Is that the most used by most pianists, as in these videos?

http://www.youtube.com/watch?v=T77OMdP6_ww
http://www.youtube.com/watch?v=kql_ztVUjOA
http://www.youtube.com/watch?v=eZ8rG8DFYAg



What fingering can you advise me for the whole of the descent?



I would like to apologize for my English because I am not English.

Thank you very much.


xx Chopin and Scriabin etudes
January 27, 2008, 05:29:40 PM by athenaeum

Chopin op 25 no11 and Scriabin op8 no 12 etudes...Played for a summer seminar 4 years ago.The recording is not very clear and there are some noises but you can understand...What's your opinion?all comments accepted Smiley


xx Chopin: Etude Op. 25/11 ("Winterwind")
October 14, 2008, 02:19:10 PM by mkaykov

My first attempt at this etude. I know there is no dynamic range in this performance, but I just began working on this with Mr. Rose, who can play it perfectly.

Tell me what you think.

-Mikhail


xx Chopin Etude Op. 25/11 Winterwind (second take, at Mannes)
October 21, 2008, 08:06:33 PM by mkaykov

I recorded this today - here I am playing for a friend in a Mannes Practice room, on some crappy old "Steinway". I am absolutely relaxed here.

Tell me what you think, possibly it is an improvement..........


xx The Winterwind Scale
November 02, 2008, 02:18:47 AM by opus10no2

Which is the best fingering? and what kind of sound does each achieve?
(rh)
1231234 is standard

1234123 makes micro-accents on the E which may be more pleasing to the ear

4545345 makes it a fun exercise and showoff trick

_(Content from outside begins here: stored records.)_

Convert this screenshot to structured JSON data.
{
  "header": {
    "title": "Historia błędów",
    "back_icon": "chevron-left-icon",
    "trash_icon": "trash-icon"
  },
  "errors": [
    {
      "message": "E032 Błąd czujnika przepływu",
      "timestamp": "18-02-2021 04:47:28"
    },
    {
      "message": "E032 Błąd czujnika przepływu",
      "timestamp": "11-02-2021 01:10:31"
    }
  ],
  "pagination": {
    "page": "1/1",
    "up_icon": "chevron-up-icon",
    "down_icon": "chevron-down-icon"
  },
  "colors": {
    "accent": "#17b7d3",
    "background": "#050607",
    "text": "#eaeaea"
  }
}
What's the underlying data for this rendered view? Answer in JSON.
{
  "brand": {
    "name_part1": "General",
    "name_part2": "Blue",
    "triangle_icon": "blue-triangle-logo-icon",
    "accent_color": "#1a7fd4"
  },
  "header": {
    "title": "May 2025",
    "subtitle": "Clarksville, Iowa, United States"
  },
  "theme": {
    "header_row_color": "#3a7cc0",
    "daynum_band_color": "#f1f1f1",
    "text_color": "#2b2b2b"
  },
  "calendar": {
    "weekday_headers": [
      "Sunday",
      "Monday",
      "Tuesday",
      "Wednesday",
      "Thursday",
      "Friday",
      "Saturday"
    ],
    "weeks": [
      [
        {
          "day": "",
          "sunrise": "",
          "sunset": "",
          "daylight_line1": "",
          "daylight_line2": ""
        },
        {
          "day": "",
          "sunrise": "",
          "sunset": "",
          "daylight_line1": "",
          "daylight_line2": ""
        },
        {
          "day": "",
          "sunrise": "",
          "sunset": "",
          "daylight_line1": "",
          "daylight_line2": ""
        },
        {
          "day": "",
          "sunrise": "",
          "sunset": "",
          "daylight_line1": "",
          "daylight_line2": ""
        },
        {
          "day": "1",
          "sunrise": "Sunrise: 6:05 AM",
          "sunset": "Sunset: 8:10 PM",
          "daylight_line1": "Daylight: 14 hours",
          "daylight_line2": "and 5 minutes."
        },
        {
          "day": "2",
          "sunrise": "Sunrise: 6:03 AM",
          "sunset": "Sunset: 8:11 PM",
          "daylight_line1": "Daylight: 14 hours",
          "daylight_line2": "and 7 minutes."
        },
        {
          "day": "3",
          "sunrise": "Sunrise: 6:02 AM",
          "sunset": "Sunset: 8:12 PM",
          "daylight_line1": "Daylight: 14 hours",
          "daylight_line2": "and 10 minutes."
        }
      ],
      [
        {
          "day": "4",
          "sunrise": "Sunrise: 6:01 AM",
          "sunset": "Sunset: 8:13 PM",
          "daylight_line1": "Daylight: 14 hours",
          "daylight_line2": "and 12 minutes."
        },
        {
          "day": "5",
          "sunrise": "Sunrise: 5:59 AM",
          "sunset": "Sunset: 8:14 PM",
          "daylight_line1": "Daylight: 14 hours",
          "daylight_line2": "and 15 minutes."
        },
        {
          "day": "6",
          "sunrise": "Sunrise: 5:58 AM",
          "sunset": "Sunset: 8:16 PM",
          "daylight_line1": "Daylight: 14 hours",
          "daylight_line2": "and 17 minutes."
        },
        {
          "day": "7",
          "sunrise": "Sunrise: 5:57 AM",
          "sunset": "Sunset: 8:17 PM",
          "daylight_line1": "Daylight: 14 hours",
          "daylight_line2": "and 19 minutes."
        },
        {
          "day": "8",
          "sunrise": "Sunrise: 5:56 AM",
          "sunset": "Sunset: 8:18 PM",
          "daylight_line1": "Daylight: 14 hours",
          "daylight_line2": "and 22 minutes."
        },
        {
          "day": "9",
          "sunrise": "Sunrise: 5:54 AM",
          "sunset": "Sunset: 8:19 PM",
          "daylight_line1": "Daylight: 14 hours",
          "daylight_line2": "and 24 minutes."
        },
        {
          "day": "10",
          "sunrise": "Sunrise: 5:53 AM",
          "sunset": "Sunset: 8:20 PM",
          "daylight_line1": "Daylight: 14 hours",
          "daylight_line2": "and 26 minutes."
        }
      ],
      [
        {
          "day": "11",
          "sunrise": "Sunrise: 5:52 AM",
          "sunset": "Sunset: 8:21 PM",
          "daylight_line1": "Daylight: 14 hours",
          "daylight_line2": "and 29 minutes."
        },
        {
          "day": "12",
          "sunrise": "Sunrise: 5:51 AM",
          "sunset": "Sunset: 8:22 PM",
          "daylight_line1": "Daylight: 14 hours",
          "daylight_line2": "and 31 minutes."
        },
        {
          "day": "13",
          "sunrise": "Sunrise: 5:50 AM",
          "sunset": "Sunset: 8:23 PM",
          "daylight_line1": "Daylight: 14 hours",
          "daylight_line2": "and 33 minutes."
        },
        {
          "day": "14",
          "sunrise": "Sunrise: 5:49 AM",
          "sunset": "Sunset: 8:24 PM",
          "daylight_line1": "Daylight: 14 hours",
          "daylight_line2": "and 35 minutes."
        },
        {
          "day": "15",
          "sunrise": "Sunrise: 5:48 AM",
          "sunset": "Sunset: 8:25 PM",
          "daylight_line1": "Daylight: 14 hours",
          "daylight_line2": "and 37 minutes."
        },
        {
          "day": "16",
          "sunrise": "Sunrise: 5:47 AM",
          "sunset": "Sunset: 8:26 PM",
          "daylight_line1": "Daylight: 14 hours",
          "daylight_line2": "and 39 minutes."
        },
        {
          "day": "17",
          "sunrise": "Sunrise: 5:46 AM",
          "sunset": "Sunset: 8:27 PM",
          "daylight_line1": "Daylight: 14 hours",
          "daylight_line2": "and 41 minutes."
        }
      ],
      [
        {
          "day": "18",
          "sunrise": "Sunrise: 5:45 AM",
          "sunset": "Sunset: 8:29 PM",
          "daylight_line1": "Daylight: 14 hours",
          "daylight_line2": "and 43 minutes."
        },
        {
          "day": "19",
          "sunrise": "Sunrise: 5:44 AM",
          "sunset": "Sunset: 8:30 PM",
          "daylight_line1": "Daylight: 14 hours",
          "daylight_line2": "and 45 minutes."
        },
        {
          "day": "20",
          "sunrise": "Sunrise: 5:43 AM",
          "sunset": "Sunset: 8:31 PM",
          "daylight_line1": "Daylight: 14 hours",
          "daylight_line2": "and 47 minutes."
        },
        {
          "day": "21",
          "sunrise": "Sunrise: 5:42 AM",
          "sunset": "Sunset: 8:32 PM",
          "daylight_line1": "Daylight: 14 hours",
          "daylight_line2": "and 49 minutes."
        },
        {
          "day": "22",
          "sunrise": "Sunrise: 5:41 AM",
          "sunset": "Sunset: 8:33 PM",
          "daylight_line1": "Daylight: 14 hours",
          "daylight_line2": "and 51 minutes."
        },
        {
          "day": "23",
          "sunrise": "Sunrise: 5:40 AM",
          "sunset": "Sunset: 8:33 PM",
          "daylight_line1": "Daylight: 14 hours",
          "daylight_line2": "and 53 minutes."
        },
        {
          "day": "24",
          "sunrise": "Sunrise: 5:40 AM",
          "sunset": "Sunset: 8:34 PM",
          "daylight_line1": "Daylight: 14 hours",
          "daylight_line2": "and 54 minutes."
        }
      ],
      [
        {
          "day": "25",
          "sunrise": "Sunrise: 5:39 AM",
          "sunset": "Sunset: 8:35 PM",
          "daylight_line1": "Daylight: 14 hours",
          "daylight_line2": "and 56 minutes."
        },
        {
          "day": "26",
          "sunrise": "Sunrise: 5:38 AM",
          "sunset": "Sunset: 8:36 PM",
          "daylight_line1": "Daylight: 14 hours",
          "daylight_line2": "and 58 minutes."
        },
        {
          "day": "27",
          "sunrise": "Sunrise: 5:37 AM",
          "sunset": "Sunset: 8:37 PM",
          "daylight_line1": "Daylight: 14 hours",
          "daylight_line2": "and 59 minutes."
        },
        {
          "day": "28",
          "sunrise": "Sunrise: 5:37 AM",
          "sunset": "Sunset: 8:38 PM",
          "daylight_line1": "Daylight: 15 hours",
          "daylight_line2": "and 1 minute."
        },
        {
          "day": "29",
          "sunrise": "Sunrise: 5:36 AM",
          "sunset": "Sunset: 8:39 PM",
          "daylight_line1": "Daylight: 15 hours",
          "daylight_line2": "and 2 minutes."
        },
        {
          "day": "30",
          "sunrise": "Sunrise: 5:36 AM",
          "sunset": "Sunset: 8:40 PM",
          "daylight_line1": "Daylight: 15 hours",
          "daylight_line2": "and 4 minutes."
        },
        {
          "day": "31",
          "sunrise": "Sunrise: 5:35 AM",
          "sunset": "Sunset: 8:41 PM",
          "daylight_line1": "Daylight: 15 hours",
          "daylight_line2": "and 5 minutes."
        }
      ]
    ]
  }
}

1212123 or 1313123 may be more even

1234512345 through the whole thing is like zooming through a speedbump zone but can be the fastest of all

1234523 is awesome too, proving the thumb isn't the only way...try 2345234 too

Fun can be had with this.


Top Pieces
Debussy - Clair de Lune
Beethoven - Für Elise
Beethoven - Piano Sonata, opus 27 no 2 (Moonlight)
Chopin - Nocturne opus 9 no 2
Bach - Goldberg Variations
Chopin - Fantasie Impromptu
Mozart - Piano Sonata in A Major (Alla Turca)
Bach - Invention 1 (authograph manuscript)
Chopin - Raindrop Prelude
Rachmaninoff - Prelude in C# Minor
Chopin - 12 Etudes opus 10
Mozart - Variations in C Major (Twinkle, Twinkle)
Liszt - Piano Sonata in B Minor

What customers say about pianostreet.com:

"All of my students are members of Pianostreet and many of my teacher colleagues have joined as well.
It is an excellent resource for students and teachers alike and there is very rarely any need to visit another website or music store in search of sheet music."

Andrea Boltresz, piano teacher
Robertson, Australia

Read full letter >>

"As a frequent user of pianostreet.com I find it easy to navigate, great value for money and very professional. The pieces are all well-graded and the audio is really useful, especially for pieces not heard before. I have recommended the site to many of my friends who play the piano. Keep up the good work."

Paul, Llansannan, UK.
Read full letter >>

"Wonderful service! [...] I have no reservation in recommending it as a “must” to all pianists, both teachers and students, amateur and professional."
Read full review >>

Dr. Robert J Keane, pianist
Australia

"I was in Poland the past summer to give 2 concerts. At the last minute they requested some Chopin, which I had not brought with me. So, I google-searched for classical downloads and found your site. I was able to print out excellent editions of the pieces I needed within minutes. To find the scores locally would have been inpossible as it was a smaller town, the nearest music store 45 minutes away."

Robert York, pianist
Long Beach, California

Read full letter >>

"Piano Street has been a wonderful tool to me as both a pianist and a piano teacher. I can browse the collection for pieces I want to play and/or have my students play. The difficulty rating system that Piano Street uses enables me to search by difficulty level for pieces at my students' various playing levels. It is helpful that many of the scores include an audio clip of the piece being played. I have recommended to my advanced students that they also join Piano Street since getting sheet music from there is a much less expensive alternative to ordering and paying for the music.

Steve D. Allen, Ph.D.
Owner/Piano Teacher, Allen Music Studio
Houston, Texas
Read full letter >>

Read more customer reviews >>


Privacy Policy | FAQ | Contact

ABOUT SSL CERTIFICATES